Hair (1979)

Photo Credit: Metro-Goldwyn-Mayer Studios Inc.

Hair uses the Vietnam War and the counterculture movement of the 1960s to comment on civil rights, the anti-war movement, and the generation gap. The musical focuses on a group of hippies, highlighting their battles against conscription, conformity, and racial prejudice.

The Sound of Music (1965)

Photo Credit: 20th Century Fox Home Entertainment.

Beyond the catchy tunes and romantic plot, The Sound of Music touches on the serious issue of political resistance against Nazism. The Von Trapp family’s defiance and escape from Austria during the Anschluss reflect the realities faced by many during WWII.

Show Boat (1936)

Photo Credit: Universal Pictures.

Show Boat is one of the first American musicals to address serious issues like racial prejudice and marital strife.

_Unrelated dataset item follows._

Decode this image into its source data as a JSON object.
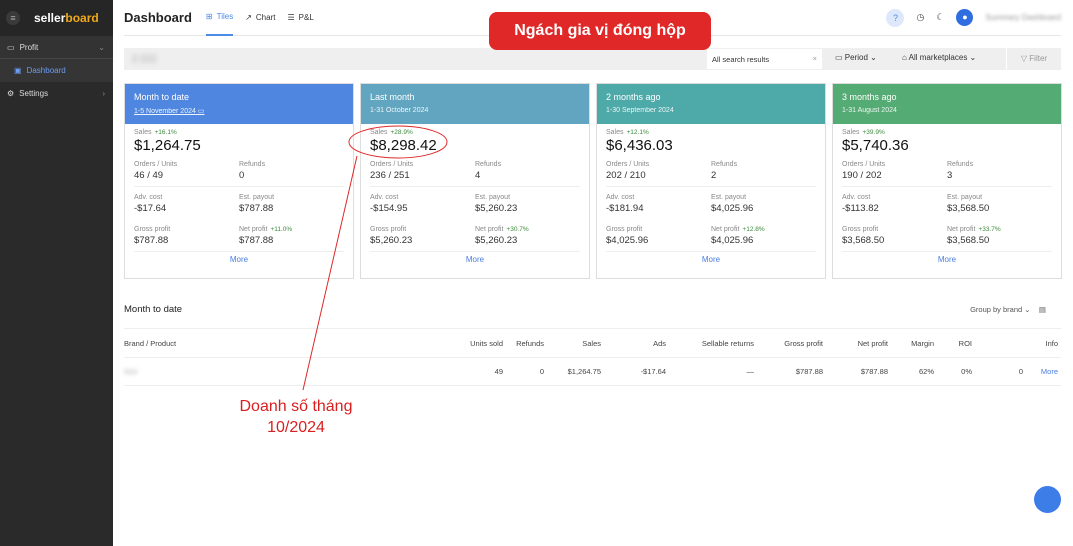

It’s notable for its honest portrayal of African American characters, a rarity in Hollywood at the time.

South Pacific (1958)

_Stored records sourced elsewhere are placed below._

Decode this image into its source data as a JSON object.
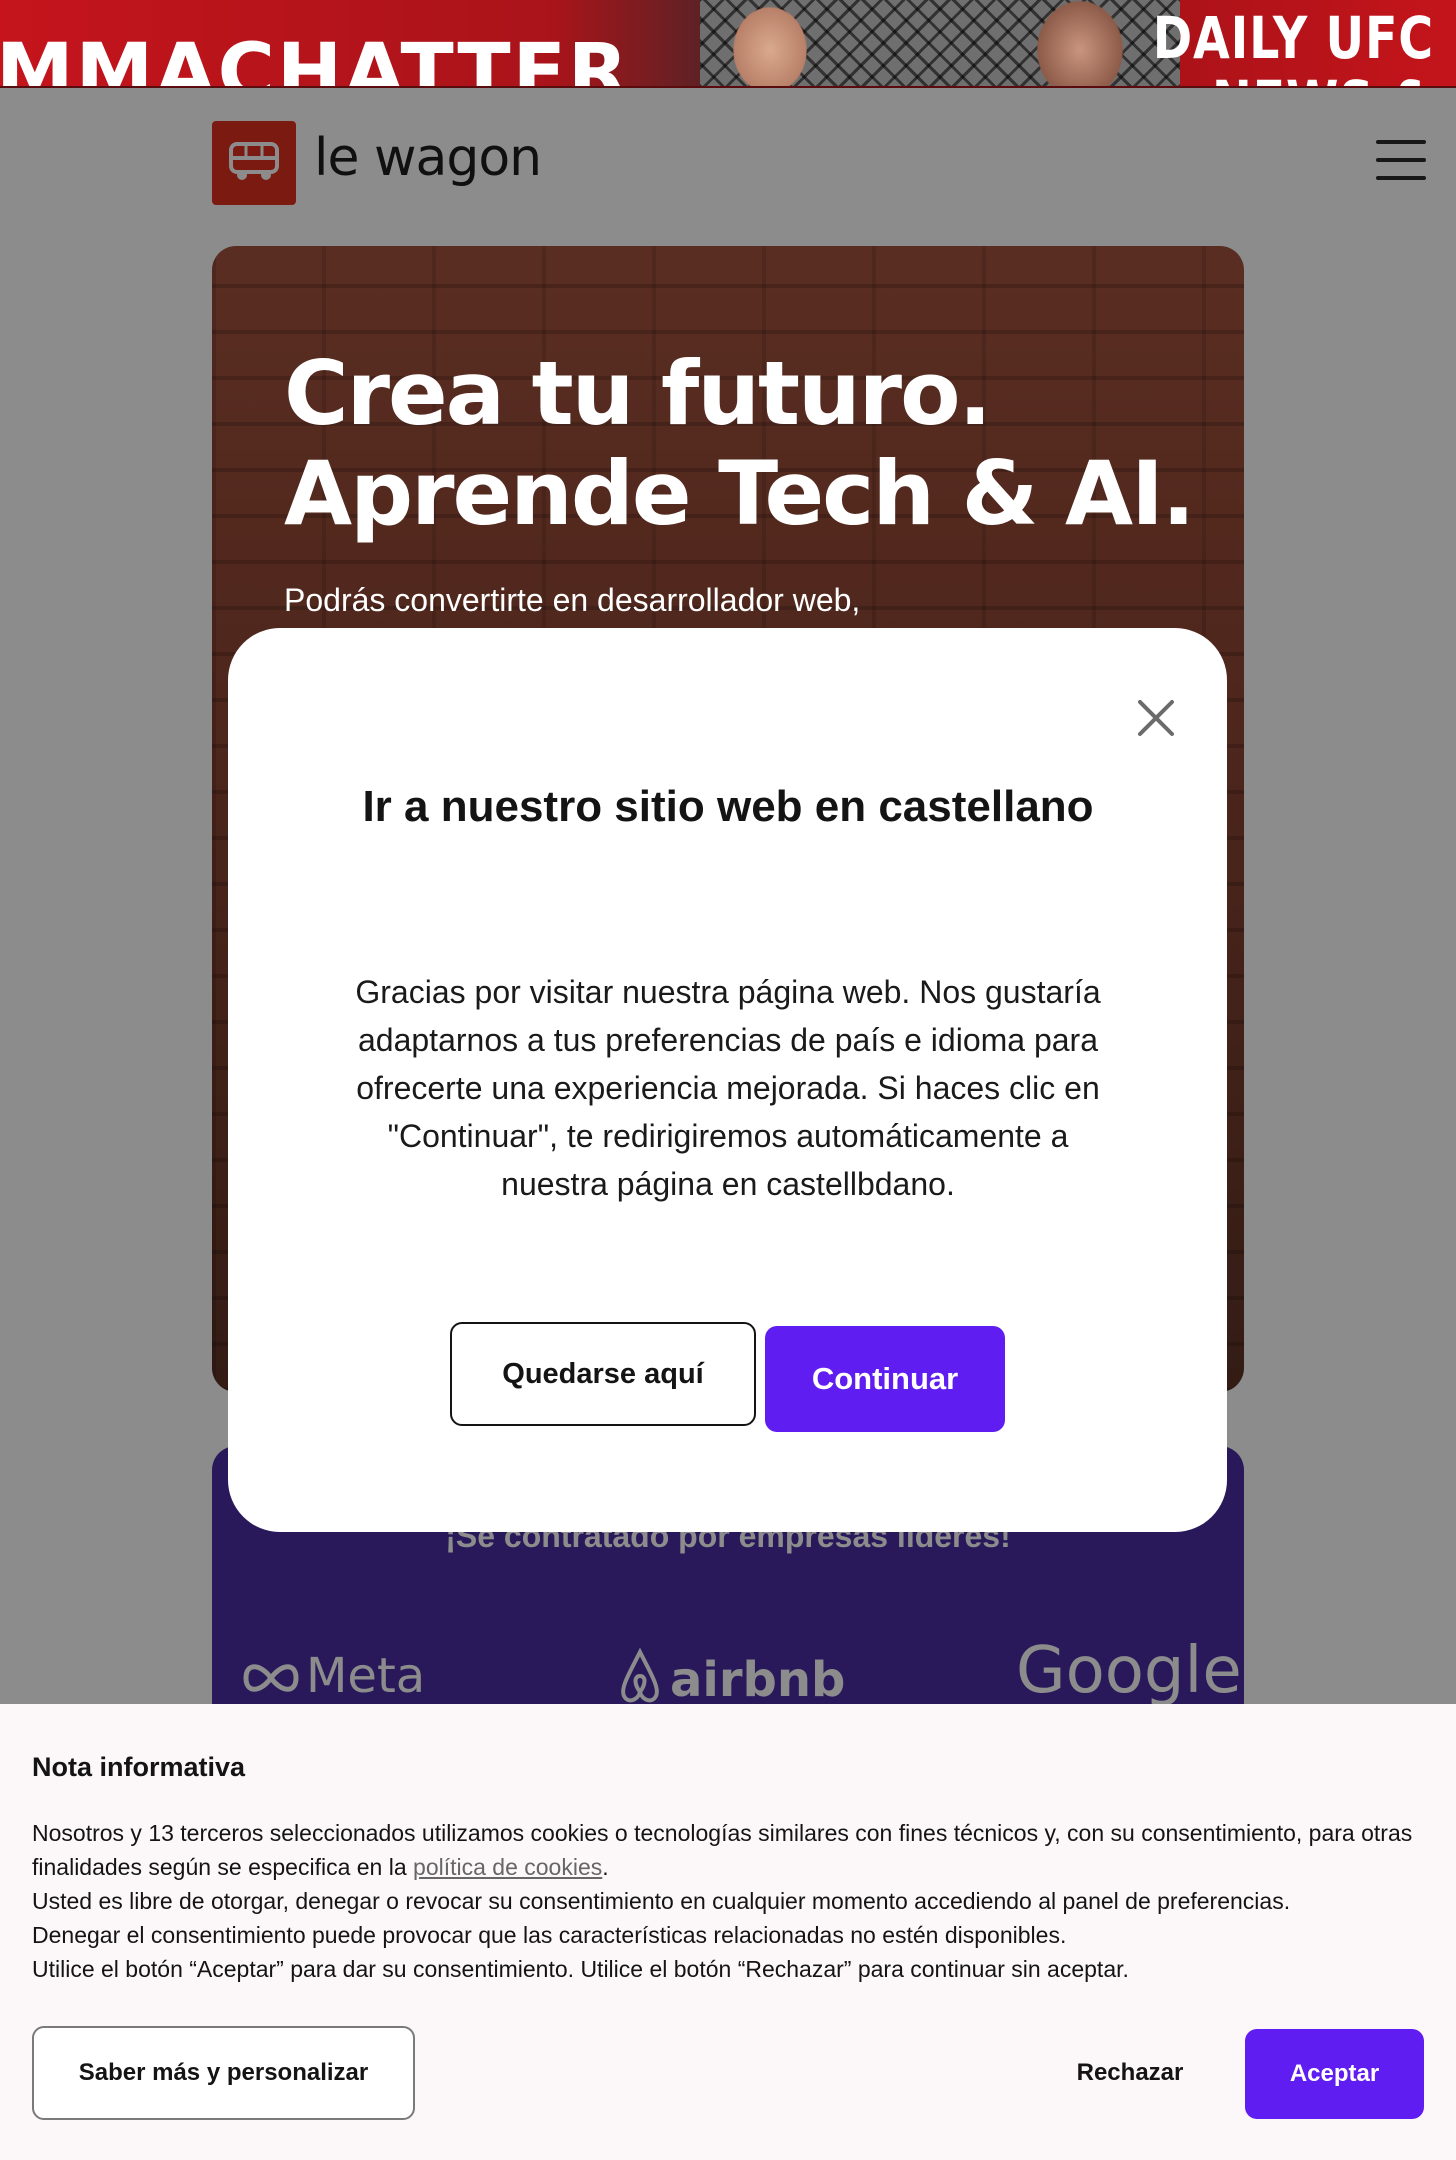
{
  "ad": {
    "left_text": "MMACHATTER",
    "right_line1": "DAILY UFC",
    "right_line2": "NEWS &"
  },
  "header": {
    "logo_text": "le wagon"
  },
  "hero": {
    "title_line1": "Crea tu futuro.",
    "title_line2": "Aprende Tech & AI.",
    "subtitle": "Podrás convertirte en desarrollador web,"
  },
  "logos": {
    "heading": "¡Sé contratado por empresas líderes!",
    "companies": [
      "Meta",
      "airbnb",
      "Google"
    ]
  },
  "modal": {
    "title": "Ir a nuestro sitio web en castellano",
    "body": "Gracias por visitar nuestra página web. Nos gustaría adaptarnos a tus preferencias de país e idioma para ofrecerte una experiencia mejorada. Si haces clic en \"Continuar\", te redirigiremos automáticamente a nuestra página en castellbdano.",
    "stay_label": "Quedarse aquí",
    "continue_label": "Continuar"
  },
  "cookie": {
    "title": "Nota informativa",
    "text_part1": "Nosotros y 13 terceros seleccionados utilizamos cookies o tecnologías similares con fines técnicos y, con su consentimiento, para otras finalidades según se especifica en la ",
    "link_text": "política de cookies",
    "text_part2": ".",
    "line2": "Usted es libre de otorgar, denegar o revocar su consentimiento en cualquier momento accediendo al panel de preferencias.",
    "line3": "Denegar el consentimiento puede provocar que las características relacionadas no estén disponibles.",
    "line4": "Utilice el botón “Aceptar” para dar su consentimiento. Utilice el botón “Rechazar” para continuar sin aceptar.",
    "more_label": "Saber más y personalizar",
    "reject_label": "Rechazar",
    "accept_label": "Aceptar"
  },
  "colors": {
    "brand_red": "#e1301f",
    "accent_purple": "#5f1df2",
    "logos_bg": "#4b2ea7"
  }
}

Photo Credit: 20th Century Fox.

This Rodgers and Hammerstein musical tackles issues of race and intolerance. The main plot includes an interracial romance between an American lieutenant and a Tonkinese woman, a subplot reflects the racial prejudice experienced by an American nurse.

West Side Story (1961)

Photo Credit: United Artists.

This reinterpretation of Romeo and Juliet tackles gang violence and racism in 1950s New York. The tensions between the Puerto Rican Sharks and white Jets reflect real-world racial divides, offering a critical commentary on social integration and prejudice.

Cabaret (1972)

Photo Credit: Allied Artists-ABC Pictures.

Set in 1931 Berlin during the rise of the Nazi Party, Cabaret grapples with issues of anti-Semitism, political apathy, and the dangerous allure of hedonism during times of social turmoil, all against the backdrop of the hedonistic Kit Kat Klub.

Fiddler on the Roof (1971)

Photo Credit: Metro-Goldwyn-Mayer Studios Inc.

Fiddler on the Roof explores Jewish traditions, generational gaps, and the struggle against oppression. Set in a small Russian village in 1905, it reflects the difficulties faced by Jewish communities, including discrimination, displacement, and maintaining cultural identity.

RENT (2005)

Photo Credit: Columbia Pictures.

RENT deals with themes of poverty, homophobia, and the AIDS epidemic in New York City. The rock musical highlights the struggles of living in the East Village under the shadow of HIV/AIDS, showcasing the determination, resilience, and camaraderie of the community.

Les Misérables (2012)

Photo Credit: Universal Pictures.

Les Misérables confronts issues like poverty, crime, and justice in 19th century France. The musical focuses on characters from different social classes, highlighting the social inequalities and unrest leading to the 1832 June Rebellion.

The King and I (1956)

Photo Credit: 20th Century Fox.

The King and I grapples with themes of imperialism and culture clash in 1860s Siam (now Thailand). The musical focuses on the struggle between tradition and progress, examining how Western influence impacts Asian cultures.

Evita (1996)

Photo Credit: Hollywood Pictures.

Evita explores the controversial life of Eva Perón, tackling themes like political ambition, populism, and class conflict. The musical critically examines Perón’s rise to power and her impact on Argentina’s political landscape.

Hairspray (2007)

Photo Credit: New Line Cinema.

Set in 1962 Baltimore, Hairspray confronts racial segregation and body shaming. The musical focuses on the fight for racial integration on a local TV dance show, while also promoting body positivity.